I found that there has been an English-language book about manhwa and its history published "Manhwa, Another Discovery in Asian Comics" published by "Korea Culture and Content Agency", looks interesting since it's hard to find any good info on the subject in English. http://hanbooks.com/maandiinasco.html http://www.amazon.com/Manhwa-Another-Discovery-Asian-Comics/dp/B000TG5WN0 Hope this isn't considered an advertisement. 惑乱 Wakuran (talk) 21:27, 4 December 2008 (UTC)
This article from Publishers Weekly might be of use in the future. It discusses how manhwa is being introduced into the US, and has some information on how Korean and American manhwa-producing companies operate. WhiteArcticWolf (talk) 20:45, 3 August 2010 (UTC)
- Here's an archived page for it; WebCite. PW sometimes undergoes changes and articles can be lost. So just in case. WhiteArcticWolf (talk) 18:05, 4 August 2010 (UTC)
Interesting newish academic article: Kukhee Choo 2010, Consuming Japan:Early Korean girls comic book artists' resistance and empowerment, Complicated Currents: Media Flows, Soft Power and East Asia, Volume 1, No. 1. Talks about the history of sunjeong manhwaa and its growth out of pirated manga, and the early Korean donginji (doujinshi) scene, among other things. —Preceding unsigned comment added by JRBrown (talk • contribs) 00:49, 7 December 2010 (UTC)
Manhwa were inspired by classic Asian arts, especially Chinese. Manhwa will be a copy of Manga(japan).

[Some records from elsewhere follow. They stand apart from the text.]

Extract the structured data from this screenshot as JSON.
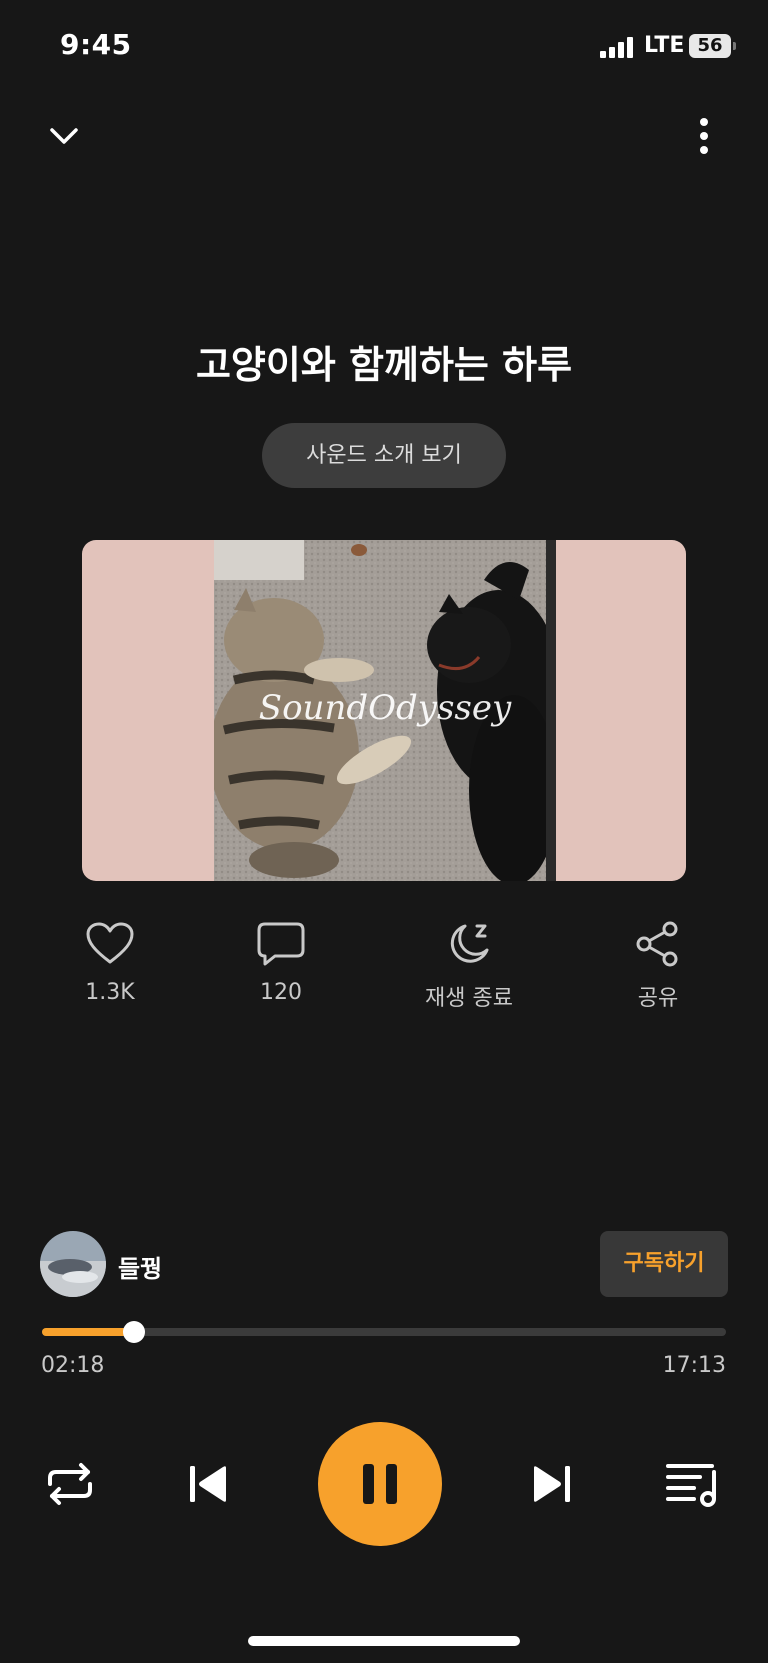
{
  "status_bar": {
    "time": "9:45",
    "network": "LTE",
    "battery": "56"
  },
  "track": {
    "title": "고양이와 함께하는 하루",
    "intro_button": "사운드 소개 보기",
    "artwork_watermark": "SoundOdyssey"
  },
  "actions": {
    "like_count": "1.3K",
    "comment_count": "120",
    "sleep_timer_label": "재생 종료",
    "share_label": "공유"
  },
  "creator": {
    "name": "들꿩",
    "subscribe_label": "구독하기"
  },
  "progress": {
    "elapsed": "02:18",
    "duration": "17:13",
    "fraction": 0.134
  },
  "colors": {
    "accent": "#f7a12c",
    "background": "#171717",
    "surface": "#3d3d3d",
    "artwork_bg": "#e2c3bb"
  },
  "icons": [
    "chevron-down-icon",
    "more-vertical-icon",
    "heart-icon",
    "comment-icon",
    "moon-sleep-icon",
    "share-icon",
    "repeat-icon",
    "skip-previous-icon",
    "pause-icon",
    "skip-next-icon",
    "playlist-icon"
  ]
}
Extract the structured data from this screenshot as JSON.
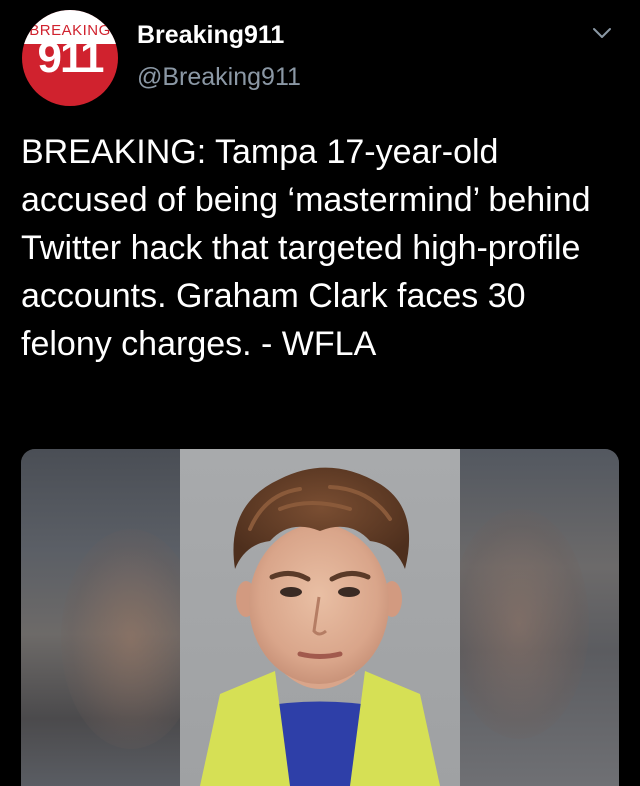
{
  "account": {
    "display_name": "Breaking911",
    "handle": "@Breaking911",
    "avatar": {
      "top_text": "BREAKING",
      "number": "911",
      "colors": {
        "red": "#d0222e",
        "white": "#ffffff"
      }
    }
  },
  "menu": {
    "icon": "chevron-down-icon"
  },
  "tweet": {
    "text": "BREAKING: Tampa 17-year-old accused of being ‘mastermind’ behind Twitter hack that targeted high-profile accounts. Graham Clark faces 30 felony charges. - WFLA"
  },
  "media": {
    "type": "photo"
  },
  "colors": {
    "background": "#000000",
    "text": "#ffffff",
    "secondary_text": "#8b98a5"
  }
}
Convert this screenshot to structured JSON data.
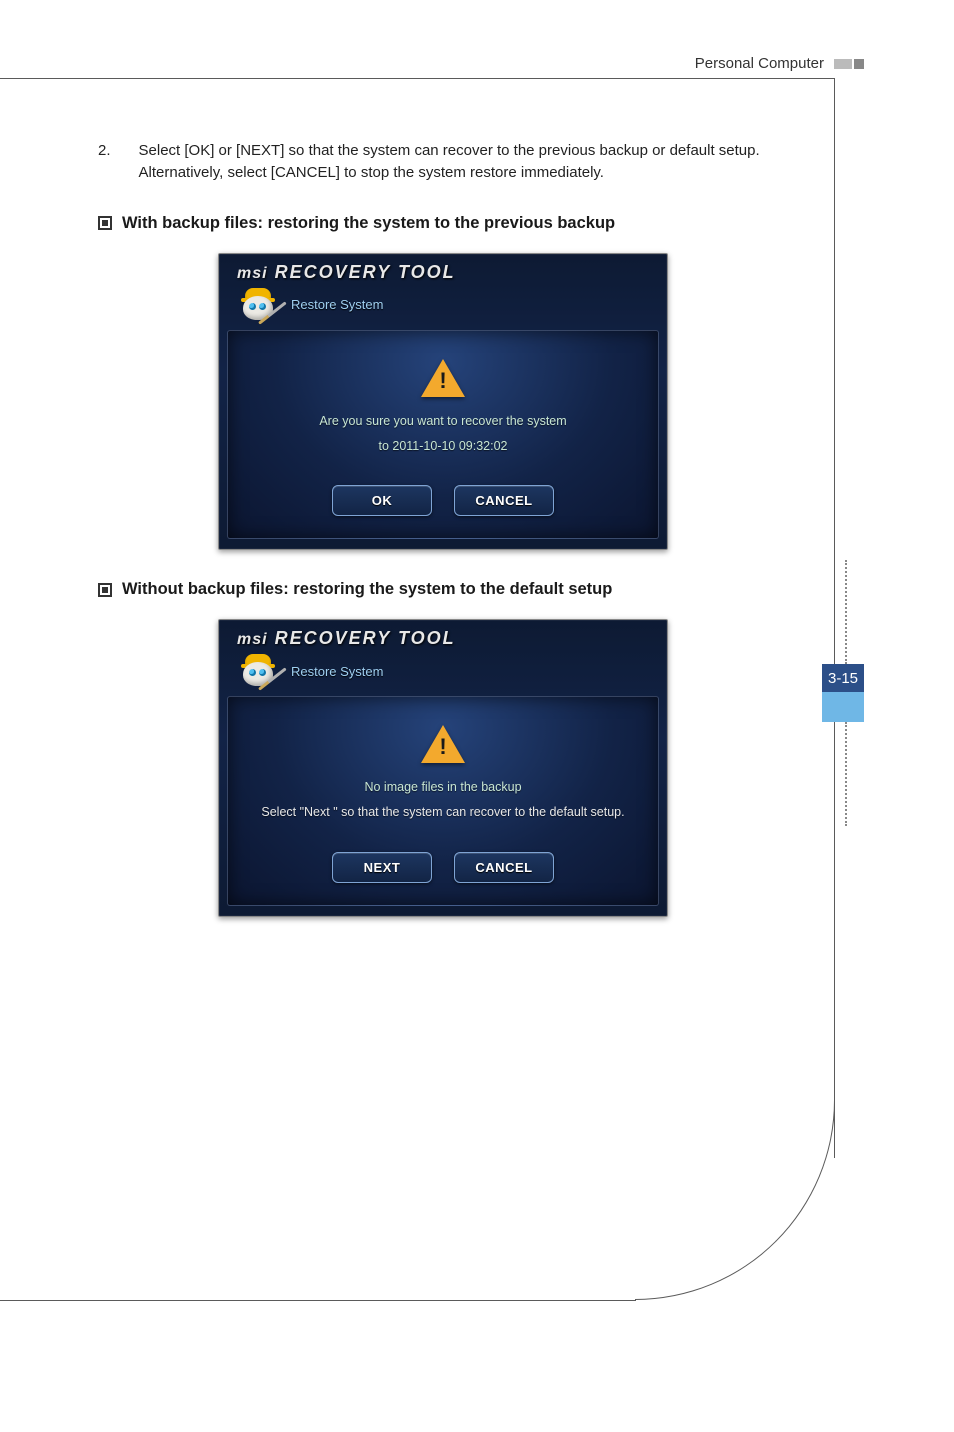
{
  "header": {
    "title": "Personal Computer"
  },
  "page": {
    "number": "3-15"
  },
  "instruction": {
    "number": "2.",
    "text": "Select [OK] or [NEXT] so that the system can recover to the previous backup or default setup. Alternatively, select [CANCEL] to stop the system restore immediately."
  },
  "sections": [
    {
      "heading": "With backup files: restoring the system to the previous backup"
    },
    {
      "heading": "Without backup files: restoring the system to the default setup"
    }
  ],
  "dialog1": {
    "brand": "msi",
    "title": "RECOVERY TOOL",
    "subtitle": "Restore System",
    "line1": "Are you sure you want to recover the system",
    "line2": "to 2011-10-10 09:32:02",
    "ok": "OK",
    "cancel": "CANCEL"
  },
  "dialog2": {
    "brand": "msi",
    "title": "RECOVERY TOOL",
    "subtitle": "Restore System",
    "line1": "No image files in the backup",
    "line2": "Select \"Next \" so that the system can recover to the default setup.",
    "next": "NEXT",
    "cancel": "CANCEL"
  }
}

- Uh...Not sure exactly what you're getting at here. Yes, manhwa has some inspiration from manga. No denying that. But they are still separate and fairly distinct. You'll notice the common characteristics of manhwa characters often diffes greatly from common manga characteristics. They aren't a "copy" of anything. WhiteArcticWolf (talk) 18:26, 5 November 2011 (UTC)